Objective: To assess the impact of the 'two-week wait' rule on the presentation of colorectal cancer.
Methods: A retrospective study of all patients referred to a fast-track clinic in a colorectal cancer centre over an 18-month period, documenting outcome, especially colorectal cancer diagnosis. Comparison was made with patients diagnosed with colorectal cancer presenting via other routes in the same time period.
Results: Over an 18-month period, 462 patients were seen in the fast-track clinic and 64 (13.8%) were diagnosed with colorectal cancer. A further 131 patients with colorectal cancer presented to the department in the same time period through other means; 66 via standard out-patient letters, 26 from other departments and 39 (20%) as emergency admissions. Median (range) time to first clinic was 12 (2-28) days for fast-track and 24 (1-118) days for standard referrals (P < 0.0001); median time to first treatment was a further 36 (9-134) and 36.5 (1-226) days, respectively. The fast-track cohort had more advanced staging than those referred by standard letter. There were 19 Dukes' B, 22 Dukes' C and 14 Dukes' D cancers in the fast-track group compared with 28 Dukes' B, 25 Dukes' C and 6 Dukes' D in the standard referral group. After patient interview, only 337 (73%) of 462 fast-track patients appeared to fulfil the referral criteria but of the 64 diagnosed with cancer, 59 (92%) satisfied the criteria. Of the 66 patients with cancer referred by standard letter, 61 (92%) fulfilled the criteria.

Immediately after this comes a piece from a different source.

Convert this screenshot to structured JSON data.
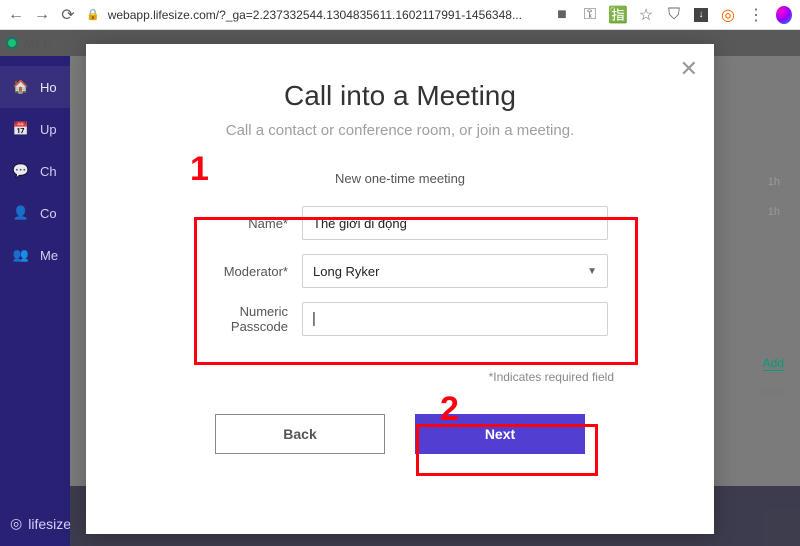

Conclusion: Patients referred to the fast-track clinic were seen quicker than those referred by standard letter, but they tended to have more advanced disease. The fast-track referral criteria were fulfilled by most patients with cancer (whether or not they were referred to the fast track clinic), confirming their validity. After detailed interview in the clinic, a quarter of fast-track referrals were found not to satisfy referral criteria, suggesting that prioritization in primary care could be improved.